> [PROBLEM TO SOLVE]: Write the following entries out again exactly, skipping each image.
##### MATERIAL SHOWN #####
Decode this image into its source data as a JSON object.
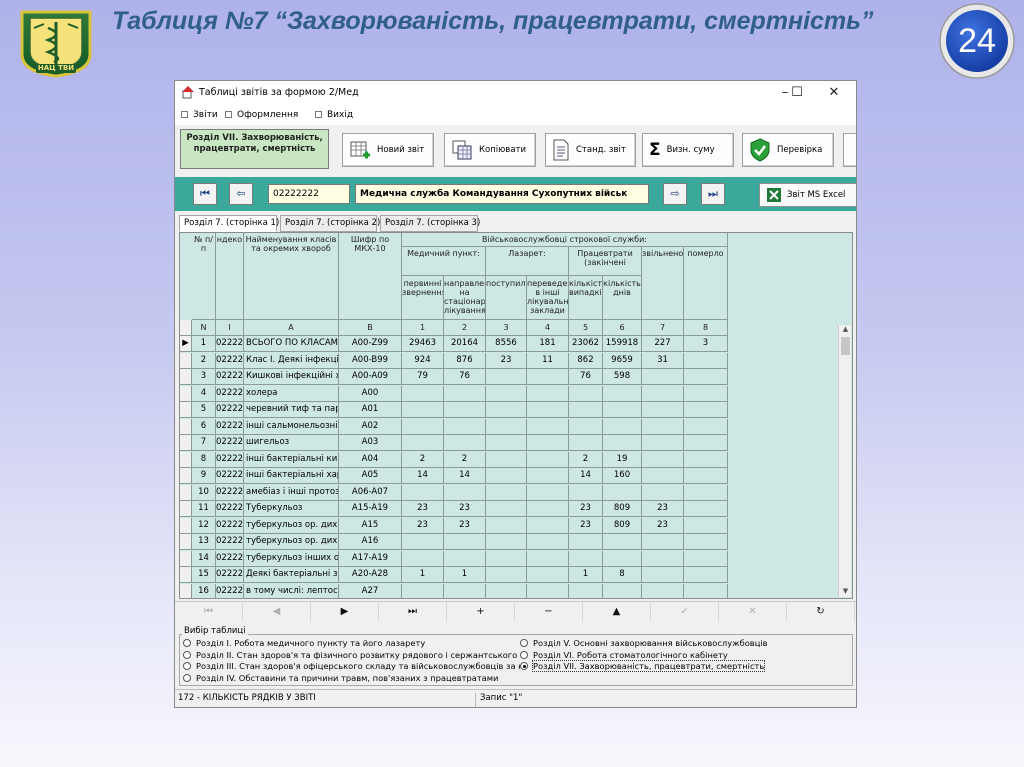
{
  "slide": {
    "title": "Таблиця №7 “Захворюваність, працевтрати, смертність”",
    "page_number": "24",
    "logo_text": "НАЦ ТВИ"
  },
  "window": {
    "title": "Таблиці звітів за формою 2/Мед",
    "min_icon": "minimize-icon",
    "max_icon": "maximize-icon",
    "close_icon": "close-icon"
  },
  "menu": [
    "Звіти",
    "Оформлення",
    "Вихід"
  ],
  "toolbar": {
    "section_label": "Розділ VII. Захворюваність, працевтрати, смертність",
    "new_report": "Новий звіт",
    "copy": "Копіювати",
    "standard_report": "Станд. звіт",
    "define_sum": "Визн. суму",
    "check": "Перевірка"
  },
  "nav": {
    "code": "02222222",
    "organization": "Медична служба Командування Сухопутних військ",
    "excel_button": "Звіт MS Excel"
  },
  "tabs": [
    "Розділ 7. (сторінка 1)",
    "Розділ 7. (сторінка 2)",
    "Розділ 7. (сторінка 3)"
  ],
  "grid": {
    "headers": {
      "num": "№ п/п",
      "code": "ндеко",
      "name": "Найменування класів та окремих хвороб",
      "icd": "Шифр по МКХ-10",
      "group": "Військовослужбовці строкової служби:",
      "med_point": "Медичний пункт:",
      "lazaret": "Лазарет:",
      "work_loss": "Працевтрати (закінчені",
      "released": "звільнено",
      "died": "померло",
      "primary": "первинні звернення",
      "referred": "направлен на стаціонарн лікування",
      "admitted": "поступило",
      "transferred": "переведен в інші лікувальн заклади",
      "cases": "кількість випадків",
      "days": "кількість днів"
    },
    "col_numbers": [
      "N",
      "I",
      "A",
      "B",
      "1",
      "2",
      "3",
      "4",
      "5",
      "6",
      "7",
      "8"
    ],
    "current_row_marker": "▶",
    "rows": [
      [
        "1",
        "02222",
        "ВСЬОГО ПО КЛАСАМ",
        "A00-Z99",
        "29463",
        "20164",
        "8556",
        "181",
        "23062",
        "159918",
        "227",
        "3"
      ],
      [
        "2",
        "02222",
        "Клас I. Деякі інфекційн",
        "A00-B99",
        "924",
        "876",
        "23",
        "11",
        "862",
        "9659",
        "31",
        ""
      ],
      [
        "3",
        "02222",
        "Кишкові інфекційні хв",
        "A00-A09",
        "79",
        "76",
        "",
        "",
        "76",
        "598",
        "",
        ""
      ],
      [
        "4",
        "02222",
        "холера",
        "A00",
        "",
        "",
        "",
        "",
        "",
        "",
        "",
        ""
      ],
      [
        "5",
        "02222",
        "черевний тиф та пара",
        "A01",
        "",
        "",
        "",
        "",
        "",
        "",
        "",
        ""
      ],
      [
        "6",
        "02222",
        "інші сальмонельозні і",
        "A02",
        "",
        "",
        "",
        "",
        "",
        "",
        "",
        ""
      ],
      [
        "7",
        "02222",
        "шигельоз",
        "A03",
        "",
        "",
        "",
        "",
        "",
        "",
        "",
        ""
      ],
      [
        "8",
        "02222",
        "інші бактеріальні киш",
        "A04",
        "2",
        "2",
        "",
        "",
        "2",
        "19",
        "",
        ""
      ],
      [
        "9",
        "02222",
        "інші бактеріальні харч",
        "A05",
        "14",
        "14",
        "",
        "",
        "14",
        "160",
        "",
        ""
      ],
      [
        "10",
        "02222",
        "амебіаз і інші протозо",
        "A06-A07",
        "",
        "",
        "",
        "",
        "",
        "",
        "",
        ""
      ],
      [
        "11",
        "02222",
        "Туберкульоз",
        "A15-A19",
        "23",
        "23",
        "",
        "",
        "23",
        "809",
        "23",
        ""
      ],
      [
        "12",
        "02222",
        "туберкульоз ор. дих.,",
        "A15",
        "23",
        "23",
        "",
        "",
        "23",
        "809",
        "23",
        ""
      ],
      [
        "13",
        "02222",
        "туберкульоз ор. дих.,",
        "A16",
        "",
        "",
        "",
        "",
        "",
        "",
        "",
        ""
      ],
      [
        "14",
        "02222",
        "туберкульоз інших ор",
        "A17-A19",
        "",
        "",
        "",
        "",
        "",
        "",
        "",
        ""
      ],
      [
        "15",
        "02222",
        "Деякі бактеріальні зо",
        "A20-A28",
        "1",
        "1",
        "",
        "",
        "1",
        "8",
        "",
        ""
      ],
      [
        "16",
        "02222",
        "в тому числі: лептосп",
        "A27",
        "",
        "",
        "",
        "",
        "",
        "",
        "",
        ""
      ]
    ]
  },
  "pager": [
    "⏮",
    "◀",
    "▶",
    "⏭",
    "+",
    "−",
    "▲",
    "✓",
    "✕",
    "↻"
  ],
  "table_choice": {
    "label": "Вибір таблиці",
    "options_left": [
      "Розділ I. Робота медичного пункту та його лазарету",
      "Розділ II. Стан здоров'я та фізичного розвитку рядового і сержантського с",
      "Розділ III. Стан здоров'я офіцерського складу та військовослужбовців за к",
      "Розділ IV. Обставини та причини травм, пов'язаних з працевтратами"
    ],
    "options_right": [
      "Розділ V. Основні захворювання військовослужбовців",
      "Розділ VI. Робота стоматологічного кабінету",
      "Розділ VII. Захворюваність, працевтрати, смертність"
    ],
    "selected": "Розділ VII. Захворюваність, працевтрати, смертність"
  },
  "status": {
    "rows_count": "172 - КІЛЬКІСТЬ РЯДКІВ У ЗВІТІ",
    "record": "Запис \"1\""
  },
  "colors": {
    "nav_band": "#3aa89b",
    "grid_bg": "#cde7e4",
    "section_box": "#c7e6c1",
    "title_text": "#2f5f8a",
    "badge": "#1d45b8"
  }
}
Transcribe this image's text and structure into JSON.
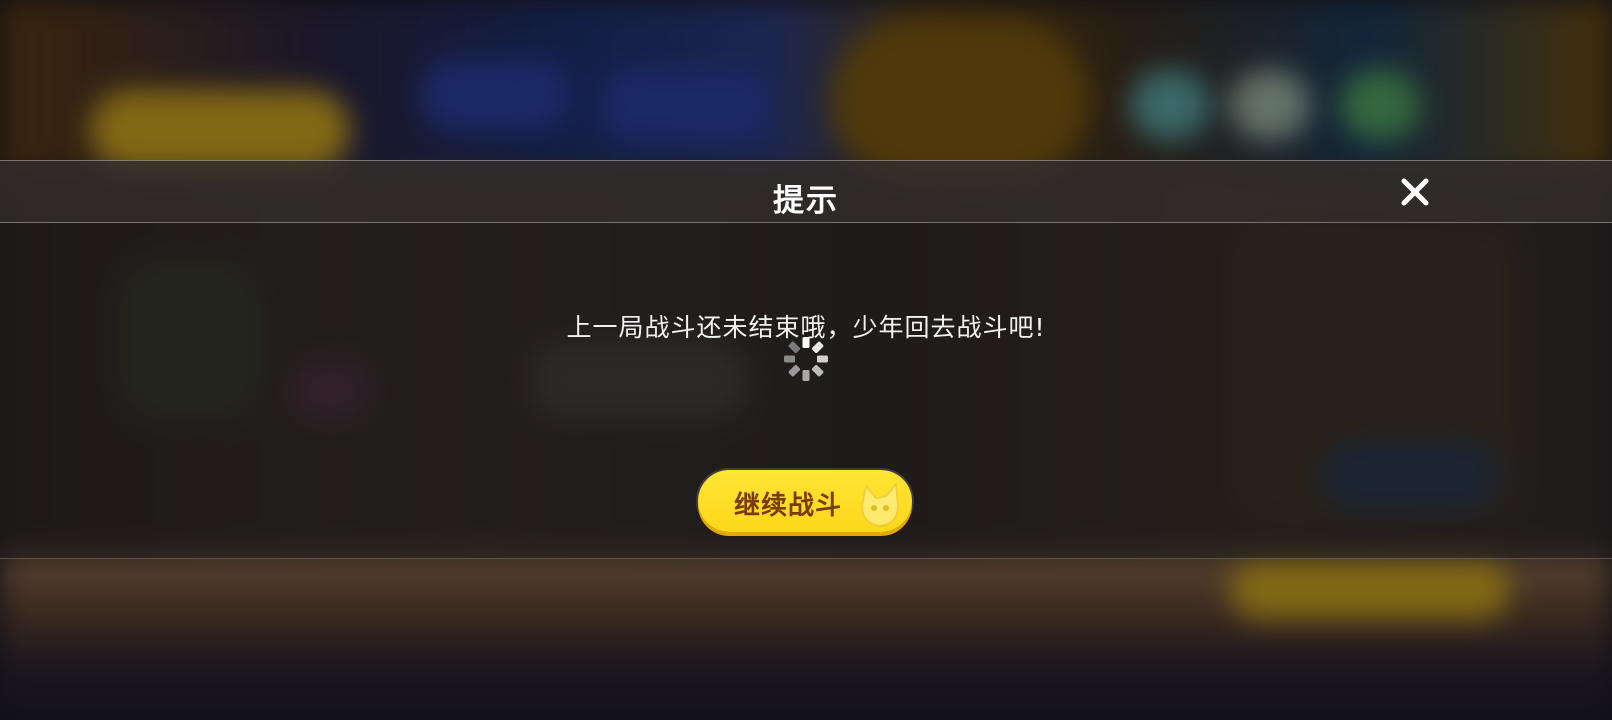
{
  "dialog": {
    "title": "提示",
    "message": "上一局战斗还未结束哦，少年回去战斗吧!",
    "continue_button_label": "继续战斗"
  },
  "icons": {
    "close": "close-icon",
    "loading": "loading-spinner-icon",
    "button_decoration": "mascot-icon"
  },
  "colors": {
    "button": "#fdd71a",
    "button_text": "#7a3b08",
    "title_text": "#ffffff"
  }
}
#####
> [EXERCISE RESULT]:
Decode this image into its source data as a JSON object.
{
  "slide": {
    "title": "Таблиця №7 “Захворюваність, працевтрати, смертність”",
    "page_number": "24",
    "logo_text": "НАЦ ТВИ"
  },
  "window": {
    "title": "Таблиці звітів за формою 2/Мед",
    "min_icon": "minimize-icon",
    "max_icon": "maximize-icon",
    "close_icon": "close-icon"
  },
  "menu": [
    "Звіти",
    "Оформлення",
    "Вихід"
  ],
  "toolbar": {
    "section_label": "Розділ VII. Захворюваність, працевтрати, смертність",
    "new_report": "Новий звіт",
    "copy": "Копіювати",
    "standard_report": "Станд. звіт",
    "define_sum": "Визн. суму",
    "check": "Перевірка"
  },
  "nav": {
    "code": "02222222",
    "organization": "Медична служба Командування Сухопутних військ",
    "excel_button": "Звіт MS Excel"
  },
  "tabs": [
    "Розділ 7. (сторінка 1)",
    "Розділ 7. (сторінка 2)",
    "Розділ 7. (сторінка 3)"
  ],
  "grid": {
    "headers": {
      "num": "№ п/п",
      "code": "ндеко",
      "name": "Найменування класів та окремих хвороб",
      "icd": "Шифр по МКХ-10",
      "group": "Військовослужбовці строкової служби:",
      "med_point": "Медичний пункт:",
      "lazaret": "Лазарет:",
      "work_loss": "Працевтрати (закінчені",
      "released": "звільнено",
      "died": "померло",
      "primary": "первинні звернення",
      "referred": "направлен на стаціонарн лікування",
      "admitted": "поступило",
      "transferred": "переведен в інші лікувальн заклади",
      "cases": "кількість випадків",
      "days": "кількість днів"
    },
    "col_numbers": [
      "N",
      "I",
      "A",
      "B",
      "1",
      "2",
      "3",
      "4",
      "5",
      "6",
      "7",
      "8"
    ],
    "current_row_marker": "▶",
    "rows": [
      [
        "1",
        "02222",
        "ВСЬОГО ПО КЛАСАМ",
        "A00-Z99",
        "29463",
        "20164",
        "8556",
        "181",
        "23062",
        "159918",
        "227",
        "3"
      ],
      [
        "2",
        "02222",
        "Клас I. Деякі інфекційн",
        "A00-B99",
        "924",
        "876",
        "23",
        "11",
        "862",
        "9659",
        "31",
        ""
      ],
      [
        "3",
        "02222",
        "Кишкові інфекційні хв",
        "A00-A09",
        "79",
        "76",
        "",
        "",
        "76",
        "598",
        "",
        ""
      ],
      [
        "4",
        "02222",
        "холера",
        "A00",
        "",
        "",
        "",
        "",
        "",
        "",
        "",
        ""
      ],
      [
        "5",
        "02222",
        "черевний тиф та пара",
        "A01",
        "",
        "",
        "",
        "",
        "",
        "",
        "",
        ""
      ],
      [
        "6",
        "02222",
        "інші сальмонельозні і",
        "A02",
        "",
        "",
        "",
        "",
        "",
        "",
        "",
        ""
      ],
      [
        "7",
        "02222",
        "шигельоз",
        "A03",
        "",
        "",
        "",
        "",
        "",
        "",
        "",
        ""
      ],
      [
        "8",
        "02222",
        "інші бактеріальні киш",
        "A04",
        "2",
        "2",
        "",
        "",
        "2",
        "19",
        "",
        ""
      ],
      [
        "9",
        "02222",
        "інші бактеріальні харч",
        "A05",
        "14",
        "14",
        "",
        "",
        "14",
        "160",
        "",
        ""
      ],
      [
        "10",
        "02222",
        "амебіаз і інші протозо",
        "A06-A07",
        "",
        "",
        "",
        "",
        "",
        "",
        "",
        ""
      ],
      [
        "11",
        "02222",
        "Туберкульоз",
        "A15-A19",
        "23",
        "23",
        "",
        "",
        "23",
        "809",
        "23",
        ""
      ],
      [
        "12",
        "02222",
        "туберкульоз ор. дих.,",
        "A15",
        "23",
        "23",
        "",
        "",
        "23",
        "809",
        "23",
        ""
      ],
      [
        "13",
        "02222",
        "туберкульоз ор. дих.,",
        "A16",
        "",
        "",
        "",
        "",
        "",
        "",
        "",
        ""
      ],
      [
        "14",
        "02222",
        "туберкульоз інших ор",
        "A17-A19",
        "",
        "",
        "",
        "",
        "",
        "",
        "",
        ""
      ],
      [
        "15",
        "02222",
        "Деякі бактеріальні зо",
        "A20-A28",
        "1",
        "1",
        "",
        "",
        "1",
        "8",
        "",
        ""
      ],
      [
        "16",
        "02222",
        "в тому числі: лептосп",
        "A27",
        "",
        "",
        "",
        "",
        "",
        "",
        "",
        ""
      ]
    ]
  },
  "pager": [
    "⏮",
    "◀",
    "▶",
    "⏭",
    "+",
    "−",
    "▲",
    "✓",
    "✕",
    "↻"
  ],
  "table_choice": {
    "label": "Вибір таблиці",
    "options_left": [
      "Розділ I. Робота медичного пункту та його лазарету",
      "Розділ II. Стан здоров'я та фізичного розвитку рядового і сержантського с",
      "Розділ III. Стан здоров'я офіцерського складу та військовослужбовців за к",
      "Розділ IV. Обставини та причини травм, пов'язаних з працевтратами"
    ],
    "options_right": [
      "Розділ V. Основні захворювання військовослужбовців",
      "Розділ VI. Робота стоматологічного кабінету",
      "Розділ VII. Захворюваність, працевтрати, смертність"
    ],
    "selected": "Розділ VII. Захворюваність, працевтрати, смертність"
  },
  "status": {
    "rows_count": "172 - КІЛЬКІСТЬ РЯДКІВ У ЗВІТІ",
    "record": "Запис \"1\""
  },
  "colors": {
    "nav_band": "#3aa89b",
    "grid_bg": "#cde7e4",
    "section_box": "#c7e6c1",
    "title_text": "#2f5f8a",
    "badge": "#1d45b8"
  }
}
Transcribe this image's text and structure into JSON.
{
  "dialog": {
    "title": "提示",
    "message": "上一局战斗还未结束哦，少年回去战斗吧!",
    "continue_button_label": "继续战斗"
  },
  "icons": {
    "close": "close-icon",
    "loading": "loading-spinner-icon",
    "button_decoration": "mascot-icon"
  },
  "colors": {
    "button": "#fdd71a",
    "button_text": "#7a3b08",
    "title_text": "#ffffff"
  }
}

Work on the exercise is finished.